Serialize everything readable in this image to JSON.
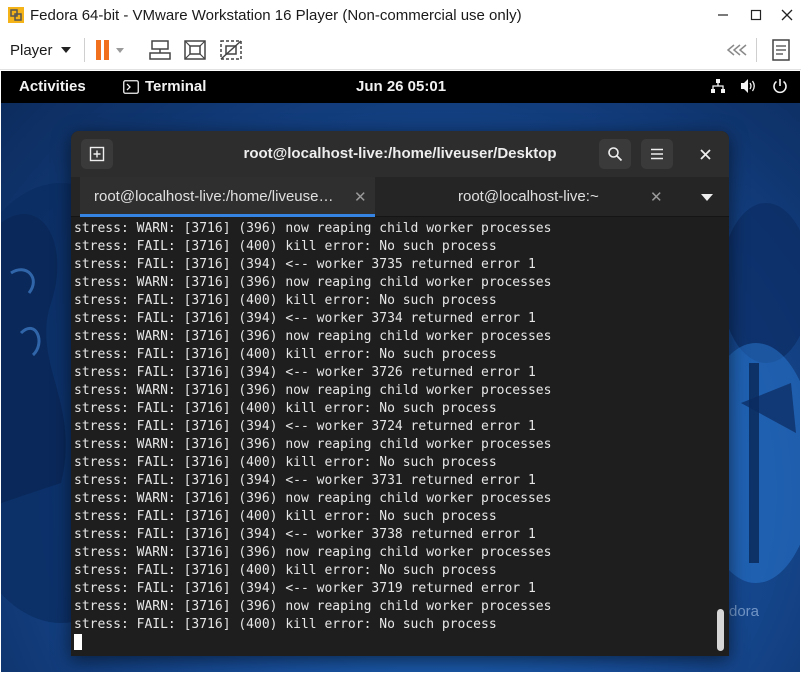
{
  "window": {
    "title": "Fedora 64-bit - VMware Workstation 16 Player (Non-commercial use only)",
    "icon": "vmware-player-icon",
    "controls": [
      "minimize-icon",
      "maximize-icon",
      "close-icon"
    ]
  },
  "toolbar": {
    "player_label": "Player",
    "icons": [
      "pause-icon",
      "send-ctrl-alt-del-icon",
      "fit-guest-icon",
      "unity-icon",
      "back-arrows-icon",
      "notes-icon"
    ]
  },
  "gnome": {
    "activities": "Activities",
    "app_name": "Terminal",
    "clock": "Jun 26  05:01",
    "tray_icons": [
      "network-icon",
      "volume-icon",
      "power-icon"
    ]
  },
  "terminal": {
    "title": "root@localhost-live:/home/liveuser/Desktop",
    "tabs": [
      {
        "label": "root@localhost-live:/home/liveuse…",
        "active": true
      },
      {
        "label": "root@localhost-live:~",
        "active": false
      }
    ],
    "lines": [
      "stress: WARN: [3716] (396) now reaping child worker processes",
      "stress: FAIL: [3716] (400) kill error: No such process",
      "stress: FAIL: [3716] (394) <-- worker 3735 returned error 1",
      "stress: WARN: [3716] (396) now reaping child worker processes",
      "stress: FAIL: [3716] (400) kill error: No such process",
      "stress: FAIL: [3716] (394) <-- worker 3734 returned error 1",
      "stress: WARN: [3716] (396) now reaping child worker processes",
      "stress: FAIL: [3716] (400) kill error: No such process",
      "stress: FAIL: [3716] (394) <-- worker 3726 returned error 1",
      "stress: WARN: [3716] (396) now reaping child worker processes",
      "stress: FAIL: [3716] (400) kill error: No such process",
      "stress: FAIL: [3716] (394) <-- worker 3724 returned error 1",
      "stress: WARN: [3716] (396) now reaping child worker processes",
      "stress: FAIL: [3716] (400) kill error: No such process",
      "stress: FAIL: [3716] (394) <-- worker 3731 returned error 1",
      "stress: WARN: [3716] (396) now reaping child worker processes",
      "stress: FAIL: [3716] (400) kill error: No such process",
      "stress: FAIL: [3716] (394) <-- worker 3738 returned error 1",
      "stress: WARN: [3716] (396) now reaping child worker processes",
      "stress: FAIL: [3716] (400) kill error: No such process",
      "stress: FAIL: [3716] (394) <-- worker 3719 returned error 1",
      "stress: WARN: [3716] (396) now reaping child worker processes",
      "stress: FAIL: [3716] (400) kill error: No such process"
    ],
    "scroll_position": 0.97
  },
  "wallpaper": {
    "watermark_text": "dora"
  },
  "colors": {
    "accent": "#3584e4",
    "terminal_bg": "#1e1e1e",
    "header_bg": "#2d2d2d",
    "pause_orange": "#f0701e"
  }
}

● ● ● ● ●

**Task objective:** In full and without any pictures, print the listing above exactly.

**Completed exercise:**
Serialize everything readable in this image to JSON.
{
  "window": {
    "title": "Fedora 64-bit - VMware Workstation 16 Player (Non-commercial use only)",
    "icon": "vmware-player-icon",
    "controls": [
      "minimize-icon",
      "maximize-icon",
      "close-icon"
    ]
  },
  "toolbar": {
    "player_label": "Player",
    "icons": [
      "pause-icon",
      "send-ctrl-alt-del-icon",
      "fit-guest-icon",
      "unity-icon",
      "back-arrows-icon",
      "notes-icon"
    ]
  },
  "gnome": {
    "activities": "Activities",
    "app_name": "Terminal",
    "clock": "Jun 26  05:01",
    "tray_icons": [
      "network-icon",
      "volume-icon",
      "power-icon"
    ]
  },
  "terminal": {
    "title": "root@localhost-live:/home/liveuser/Desktop",
    "tabs": [
      {
        "label": "root@localhost-live:/home/liveuse…",
        "active": true
      },
      {
        "label": "root@localhost-live:~",
        "active": false
      }
    ],
    "lines": [
      "stress: WARN: [3716] (396) now reaping child worker processes",
      "stress: FAIL: [3716] (400) kill error: No such process",
      "stress: FAIL: [3716] (394) <-- worker 3735 returned error 1",
      "stress: WARN: [3716] (396) now reaping child worker processes",
      "stress: FAIL: [3716] (400) kill error: No such process",
      "stress: FAIL: [3716] (394) <-- worker 3734 returned error 1",
      "stress: WARN: [3716] (396) now reaping child worker processes",
      "stress: FAIL: [3716] (400) kill error: No such process",
      "stress: FAIL: [3716] (394) <-- worker 3726 returned error 1",
      "stress: WARN: [3716] (396) now reaping child worker processes",
      "stress: FAIL: [3716] (400) kill error: No such process",
      "stress: FAIL: [3716] (394) <-- worker 3724 returned error 1",
      "stress: WARN: [3716] (396) now reaping child worker processes",
      "stress: FAIL: [3716] (400) kill error: No such process",
      "stress: FAIL: [3716] (394) <-- worker 3731 returned error 1",
      "stress: WARN: [3716] (396) now reaping child worker processes",
      "stress: FAIL: [3716] (400) kill error: No such process",
      "stress: FAIL: [3716] (394) <-- worker 3738 returned error 1",
      "stress: WARN: [3716] (396) now reaping child worker processes",
      "stress: FAIL: [3716] (400) kill error: No such process",
      "stress: FAIL: [3716] (394) <-- worker 3719 returned error 1",
      "stress: WARN: [3716] (396) now reaping child worker processes",
      "stress: FAIL: [3716] (400) kill error: No such process"
    ],
    "scroll_position": 0.97
  },
  "wallpaper": {
    "watermark_text": "dora"
  },
  "colors": {
    "accent": "#3584e4",
    "terminal_bg": "#1e1e1e",
    "header_bg": "#2d2d2d",
    "pause_orange": "#f0701e"
  }
}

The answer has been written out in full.